In Securitized Citizens, Baljit Nagra, develops a new critical analysis of the ideas dominant groups and institutions try to impose on young Canadian Muslims and how in turn they contest and reconceptualize these ideas. Nagra conducted fifty in-depth interviews with young Muslim adults in Vancouver and Toronto and her analysis reveals how this group experienced national belonging and exclusion in light of the Muslim ‘other’, how they reconsidered their cultural and religious identity, and what their experiences tell us about contemporary Canadian citizenship.
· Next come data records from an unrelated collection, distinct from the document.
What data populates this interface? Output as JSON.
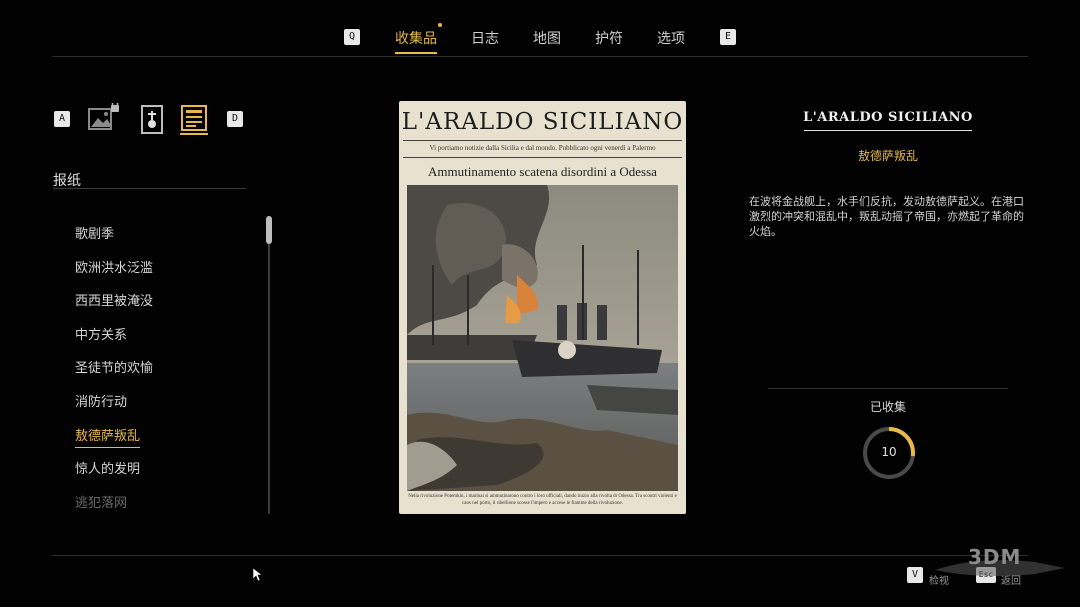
{
  "topnav": {
    "left_key": "Q",
    "right_key": "E",
    "tabs": [
      {
        "label": "收集品"
      },
      {
        "label": "日志"
      },
      {
        "label": "地图"
      },
      {
        "label": "护符"
      },
      {
        "label": "选项"
      }
    ],
    "active_tab": "收集品"
  },
  "subnav": {
    "left_key": "A",
    "right_key": "D",
    "icons": [
      "photo-locked-icon",
      "tarot-card-icon",
      "newspaper-icon"
    ]
  },
  "sidebar": {
    "title": "报纸",
    "items": [
      {
        "label": "歌剧季"
      },
      {
        "label": "欧洲洪水泛滥"
      },
      {
        "label": "西西里被淹没"
      },
      {
        "label": "中方关系"
      },
      {
        "label": "圣徒节的欢愉"
      },
      {
        "label": "消防行动"
      },
      {
        "label": "敖德萨叛乱"
      },
      {
        "label": "惊人的发明"
      },
      {
        "label": "逃犯落网"
      }
    ],
    "selected": "敖德萨叛乱"
  },
  "newspaper": {
    "masthead": "L'ARALDO SICILIANO",
    "tagline": "Vi portiamo notizie dalla Sicilia e dal mondo. Pubblicato ogni venerdì a Palermo",
    "headline": "Ammutinamento scatena disordini a Odessa",
    "caption": "Nella rivoluzione Potemkin, i marinai si ammutinarono contro i loro ufficiali, dando inizio alla rivolta di Odessa. Tra scontri violenti e caos nel porto, il ribellione scosse l'impero e accese le fiamme della rivoluzione."
  },
  "detail": {
    "title": "L'ARALDO SICILIANO",
    "subtitle": "敖德萨叛乱",
    "description": "在波将金战舰上，水手们反抗，发动敖德萨起义。在港口激烈的冲突和混乱中，叛乱动摇了帝国，亦燃起了革命的火焰。",
    "collected_label": "已收集",
    "collected_count": "10",
    "collected_fraction": 0.27
  },
  "footer": {
    "key_v": "V",
    "label_v": "检视",
    "key_esc": "Esc",
    "label_esc": "返回"
  },
  "watermark": {
    "text": "3DM"
  },
  "colors": {
    "accent": "#e8b94a",
    "background": "#020202"
  }
}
The rich and lively interviews in Securitized Citizens successfully capture the experiences and feelings of well-educated, second-generation, and young Canadian Muslims. Nagra acutely explores how racial discourses in a post–9/11 world have affected questions of race relations, religious identity, nationalism, white privilege, and multiculturalism.